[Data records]
-----

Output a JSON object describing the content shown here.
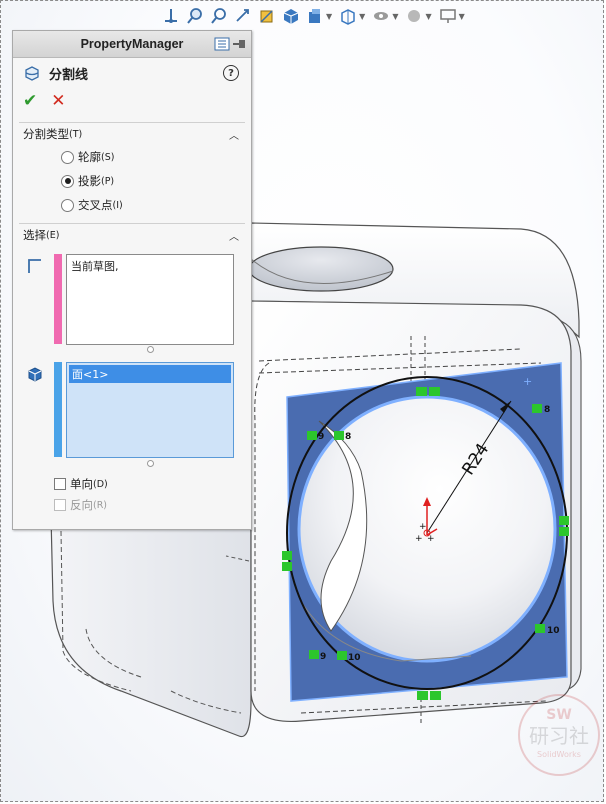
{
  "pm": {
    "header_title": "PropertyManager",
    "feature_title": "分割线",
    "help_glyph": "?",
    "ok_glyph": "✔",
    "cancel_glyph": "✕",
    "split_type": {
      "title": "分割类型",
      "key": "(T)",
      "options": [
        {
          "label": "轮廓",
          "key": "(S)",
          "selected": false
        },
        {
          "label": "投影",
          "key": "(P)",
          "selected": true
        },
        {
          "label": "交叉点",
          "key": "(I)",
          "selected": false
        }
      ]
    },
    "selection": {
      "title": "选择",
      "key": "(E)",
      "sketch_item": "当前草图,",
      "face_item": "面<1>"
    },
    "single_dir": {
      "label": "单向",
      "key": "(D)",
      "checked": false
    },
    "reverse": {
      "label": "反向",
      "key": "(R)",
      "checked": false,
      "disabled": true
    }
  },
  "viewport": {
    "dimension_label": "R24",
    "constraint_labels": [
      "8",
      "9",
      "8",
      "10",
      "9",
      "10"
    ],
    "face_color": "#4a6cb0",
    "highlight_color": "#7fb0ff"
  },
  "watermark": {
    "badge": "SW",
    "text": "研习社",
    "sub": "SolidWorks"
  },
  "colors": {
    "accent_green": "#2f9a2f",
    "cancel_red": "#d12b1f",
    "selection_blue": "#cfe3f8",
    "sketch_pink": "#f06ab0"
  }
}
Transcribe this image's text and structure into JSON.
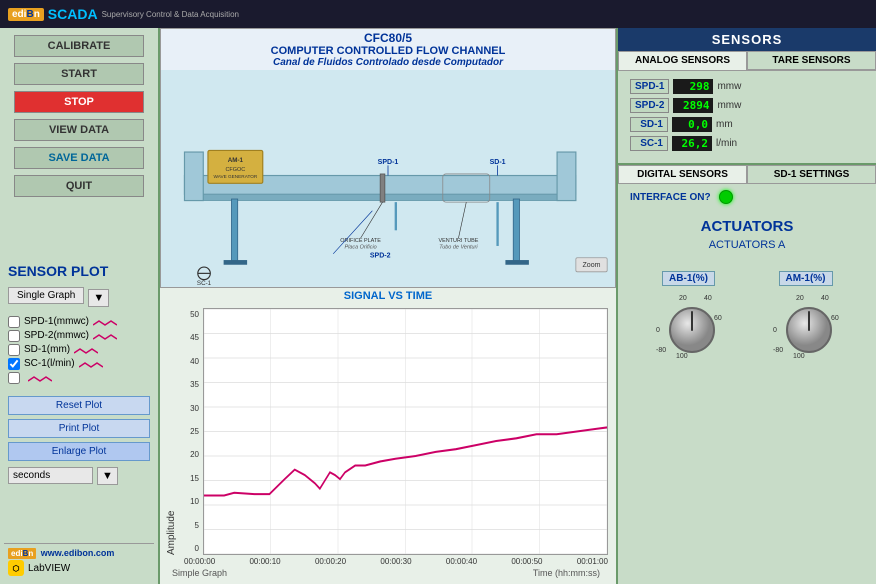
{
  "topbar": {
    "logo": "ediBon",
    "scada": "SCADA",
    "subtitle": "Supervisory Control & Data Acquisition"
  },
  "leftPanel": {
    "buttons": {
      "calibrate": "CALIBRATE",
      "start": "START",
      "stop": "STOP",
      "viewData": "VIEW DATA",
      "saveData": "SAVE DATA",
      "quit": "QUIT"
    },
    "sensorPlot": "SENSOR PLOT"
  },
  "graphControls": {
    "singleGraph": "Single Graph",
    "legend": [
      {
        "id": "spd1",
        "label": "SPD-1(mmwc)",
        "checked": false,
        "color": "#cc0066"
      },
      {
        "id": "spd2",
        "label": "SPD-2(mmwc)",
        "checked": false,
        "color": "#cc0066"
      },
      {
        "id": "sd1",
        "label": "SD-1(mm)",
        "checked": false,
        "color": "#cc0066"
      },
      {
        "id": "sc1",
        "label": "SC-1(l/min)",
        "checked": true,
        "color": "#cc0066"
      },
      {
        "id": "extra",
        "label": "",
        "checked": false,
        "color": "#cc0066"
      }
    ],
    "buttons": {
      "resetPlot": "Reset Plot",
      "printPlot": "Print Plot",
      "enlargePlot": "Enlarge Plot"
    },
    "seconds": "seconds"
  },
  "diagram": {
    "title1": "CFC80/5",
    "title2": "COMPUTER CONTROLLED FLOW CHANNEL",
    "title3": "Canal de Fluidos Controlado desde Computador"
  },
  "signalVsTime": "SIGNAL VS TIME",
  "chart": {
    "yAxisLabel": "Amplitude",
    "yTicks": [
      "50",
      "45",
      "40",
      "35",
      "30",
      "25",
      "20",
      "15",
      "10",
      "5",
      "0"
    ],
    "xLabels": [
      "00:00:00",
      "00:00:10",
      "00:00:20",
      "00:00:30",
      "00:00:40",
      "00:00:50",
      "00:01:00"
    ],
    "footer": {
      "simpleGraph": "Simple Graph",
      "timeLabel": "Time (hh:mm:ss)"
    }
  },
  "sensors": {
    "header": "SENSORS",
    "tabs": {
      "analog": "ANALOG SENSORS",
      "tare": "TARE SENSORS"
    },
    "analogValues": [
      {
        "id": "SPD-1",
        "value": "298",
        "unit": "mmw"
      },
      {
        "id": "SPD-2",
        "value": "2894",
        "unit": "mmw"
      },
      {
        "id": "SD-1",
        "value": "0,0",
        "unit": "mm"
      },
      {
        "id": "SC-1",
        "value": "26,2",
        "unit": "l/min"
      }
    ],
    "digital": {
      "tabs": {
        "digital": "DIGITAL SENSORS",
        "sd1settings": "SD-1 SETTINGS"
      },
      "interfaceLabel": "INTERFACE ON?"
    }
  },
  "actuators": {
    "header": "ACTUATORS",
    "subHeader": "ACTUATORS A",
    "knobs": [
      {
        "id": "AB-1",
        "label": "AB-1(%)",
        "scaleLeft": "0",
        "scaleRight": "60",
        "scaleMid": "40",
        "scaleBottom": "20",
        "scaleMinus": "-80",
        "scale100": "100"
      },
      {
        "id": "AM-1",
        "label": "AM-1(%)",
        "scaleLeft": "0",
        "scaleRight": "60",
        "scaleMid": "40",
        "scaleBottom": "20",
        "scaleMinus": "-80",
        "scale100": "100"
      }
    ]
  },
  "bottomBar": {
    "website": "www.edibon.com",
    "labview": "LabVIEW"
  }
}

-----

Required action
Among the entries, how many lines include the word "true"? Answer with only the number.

Response
3